Having witnessed the atrocities of the First Gulf War as a young child, Kazemi often returns to photograph the city he once called home. Memories of the past, as well as the repetitive cycles of our violent world, are common talking points in his work. ‘I have no desire to have a relationship with Ahvaz; unwillingly, it is a part of me. I look around at what’s going on in Iraq and Syria, and it’s the same story all over again. I feel like all Middle-Eastern cities share the same history, and those who are born here, in turn, share memories and experiences.’

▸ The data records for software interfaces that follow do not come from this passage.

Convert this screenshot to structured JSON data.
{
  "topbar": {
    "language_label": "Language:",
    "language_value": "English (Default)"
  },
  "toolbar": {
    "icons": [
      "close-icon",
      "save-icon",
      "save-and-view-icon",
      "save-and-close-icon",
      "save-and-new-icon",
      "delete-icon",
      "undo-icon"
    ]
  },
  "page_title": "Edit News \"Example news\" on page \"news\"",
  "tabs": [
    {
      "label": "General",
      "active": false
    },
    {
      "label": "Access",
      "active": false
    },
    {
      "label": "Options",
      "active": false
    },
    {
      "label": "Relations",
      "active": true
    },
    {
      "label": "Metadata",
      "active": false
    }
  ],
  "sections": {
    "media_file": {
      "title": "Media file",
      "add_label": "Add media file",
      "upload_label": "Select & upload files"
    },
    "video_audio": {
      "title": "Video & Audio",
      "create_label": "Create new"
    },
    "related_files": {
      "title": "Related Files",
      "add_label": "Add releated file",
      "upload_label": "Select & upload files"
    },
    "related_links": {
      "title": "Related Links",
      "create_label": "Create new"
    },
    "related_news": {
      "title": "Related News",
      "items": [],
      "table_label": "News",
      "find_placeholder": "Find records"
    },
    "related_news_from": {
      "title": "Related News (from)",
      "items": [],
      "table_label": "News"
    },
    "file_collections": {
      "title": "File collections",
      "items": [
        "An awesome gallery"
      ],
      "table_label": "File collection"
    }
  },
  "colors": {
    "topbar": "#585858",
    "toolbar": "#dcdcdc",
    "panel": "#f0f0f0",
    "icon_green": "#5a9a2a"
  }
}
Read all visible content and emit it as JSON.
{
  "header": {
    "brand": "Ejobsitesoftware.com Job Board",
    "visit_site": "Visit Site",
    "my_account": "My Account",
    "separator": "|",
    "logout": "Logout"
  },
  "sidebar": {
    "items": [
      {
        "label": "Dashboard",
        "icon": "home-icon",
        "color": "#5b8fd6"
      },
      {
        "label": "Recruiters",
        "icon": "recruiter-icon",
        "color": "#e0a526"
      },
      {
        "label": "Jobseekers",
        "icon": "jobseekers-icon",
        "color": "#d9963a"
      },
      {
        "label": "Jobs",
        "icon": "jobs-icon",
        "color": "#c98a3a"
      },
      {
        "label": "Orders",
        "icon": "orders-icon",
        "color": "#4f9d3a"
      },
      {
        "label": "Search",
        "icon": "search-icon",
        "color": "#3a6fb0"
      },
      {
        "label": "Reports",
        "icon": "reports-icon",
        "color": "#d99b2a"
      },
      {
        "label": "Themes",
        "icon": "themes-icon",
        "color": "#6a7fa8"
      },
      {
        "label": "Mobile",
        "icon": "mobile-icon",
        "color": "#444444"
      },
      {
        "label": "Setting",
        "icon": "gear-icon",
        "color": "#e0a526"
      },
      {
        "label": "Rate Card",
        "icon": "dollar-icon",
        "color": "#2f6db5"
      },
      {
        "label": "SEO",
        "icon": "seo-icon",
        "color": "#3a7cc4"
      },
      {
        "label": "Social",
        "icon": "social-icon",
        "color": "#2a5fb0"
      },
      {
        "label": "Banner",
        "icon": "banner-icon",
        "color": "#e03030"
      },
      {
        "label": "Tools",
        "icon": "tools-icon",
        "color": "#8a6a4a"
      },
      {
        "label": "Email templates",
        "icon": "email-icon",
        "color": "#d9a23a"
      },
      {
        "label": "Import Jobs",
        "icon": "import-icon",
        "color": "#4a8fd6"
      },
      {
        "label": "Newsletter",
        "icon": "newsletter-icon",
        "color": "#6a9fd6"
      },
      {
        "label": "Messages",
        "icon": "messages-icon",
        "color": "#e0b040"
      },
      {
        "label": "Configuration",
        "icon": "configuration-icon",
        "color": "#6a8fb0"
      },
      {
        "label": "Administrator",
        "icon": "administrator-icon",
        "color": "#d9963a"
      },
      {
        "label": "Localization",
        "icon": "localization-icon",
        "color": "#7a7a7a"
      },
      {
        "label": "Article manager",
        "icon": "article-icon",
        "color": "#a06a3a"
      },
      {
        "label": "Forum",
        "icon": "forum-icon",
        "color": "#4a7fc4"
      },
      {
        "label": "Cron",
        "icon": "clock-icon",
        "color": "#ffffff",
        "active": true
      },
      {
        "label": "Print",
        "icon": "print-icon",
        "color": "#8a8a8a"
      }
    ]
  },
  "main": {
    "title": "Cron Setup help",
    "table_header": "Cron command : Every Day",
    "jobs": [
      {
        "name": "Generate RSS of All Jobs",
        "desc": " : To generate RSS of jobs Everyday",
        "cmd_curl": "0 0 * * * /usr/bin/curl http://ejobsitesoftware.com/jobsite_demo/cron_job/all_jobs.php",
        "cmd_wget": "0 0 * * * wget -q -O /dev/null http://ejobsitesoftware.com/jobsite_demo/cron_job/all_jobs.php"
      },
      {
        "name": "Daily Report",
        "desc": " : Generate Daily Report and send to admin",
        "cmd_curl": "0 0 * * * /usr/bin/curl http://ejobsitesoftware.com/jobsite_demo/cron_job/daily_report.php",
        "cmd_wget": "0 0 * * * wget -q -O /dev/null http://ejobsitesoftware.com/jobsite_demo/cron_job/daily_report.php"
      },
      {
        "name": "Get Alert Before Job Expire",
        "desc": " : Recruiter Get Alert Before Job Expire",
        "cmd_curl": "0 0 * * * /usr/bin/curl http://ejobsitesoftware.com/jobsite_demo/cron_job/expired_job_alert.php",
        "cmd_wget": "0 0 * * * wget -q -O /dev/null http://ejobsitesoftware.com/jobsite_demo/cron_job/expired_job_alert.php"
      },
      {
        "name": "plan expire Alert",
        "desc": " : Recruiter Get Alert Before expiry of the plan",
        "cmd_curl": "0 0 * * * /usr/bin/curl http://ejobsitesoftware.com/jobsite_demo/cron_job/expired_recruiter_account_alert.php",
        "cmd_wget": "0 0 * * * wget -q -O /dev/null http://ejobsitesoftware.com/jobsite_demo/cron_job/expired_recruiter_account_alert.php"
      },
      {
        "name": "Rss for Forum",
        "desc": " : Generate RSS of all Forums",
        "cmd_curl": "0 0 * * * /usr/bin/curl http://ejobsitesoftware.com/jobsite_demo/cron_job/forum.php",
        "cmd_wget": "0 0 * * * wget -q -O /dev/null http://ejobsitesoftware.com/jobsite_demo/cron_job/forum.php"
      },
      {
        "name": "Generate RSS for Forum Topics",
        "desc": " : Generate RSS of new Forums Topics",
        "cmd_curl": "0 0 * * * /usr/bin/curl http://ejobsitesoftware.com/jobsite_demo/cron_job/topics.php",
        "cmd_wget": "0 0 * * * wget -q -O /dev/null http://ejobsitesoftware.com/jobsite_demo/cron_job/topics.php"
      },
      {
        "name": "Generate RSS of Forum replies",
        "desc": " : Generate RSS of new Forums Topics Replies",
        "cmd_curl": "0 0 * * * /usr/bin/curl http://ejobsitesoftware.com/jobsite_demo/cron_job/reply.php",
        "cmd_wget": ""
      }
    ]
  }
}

From a young age, the photographer became enamoured with photography, describing the darkroom as a place of magic. For Kazemi, photographs are simultaneously visual studies and physical actions. ‘My images represent the people that inhabit my environment – the techniques I use are like the state officials of this region. As I soak my images in oil or scratch them with my fingernails, these damaging techniques represent the suffering that they brought upon our people’.
The idea for Kazemi’s latest work, Interior, unravelled after the discovery of an old suitcase, filled with images of the private quarters of an Iranian household. ‘Familial privacy does not permit the publication of these images within Iran. I also didn’t think it was ethically sound to publish photographs of people that I didn’t know, so I decided to reproduce them through old photographic techniques. Only now, the images depict myself and other family members in the privacy of our own home’.
Referencing the photographic techniques of times gone by, and borrowing the poses of those depicted in the found images, Kazemi’s work takes on a melancholy nostalgia, probing at our collective memory. In something of a break from his previous work, with its heavy portrayals of war, or of the oil industry’s tight grasp on the region, Interior adopts a softer, simpler tone, paying homage to a hidden history of family photographs.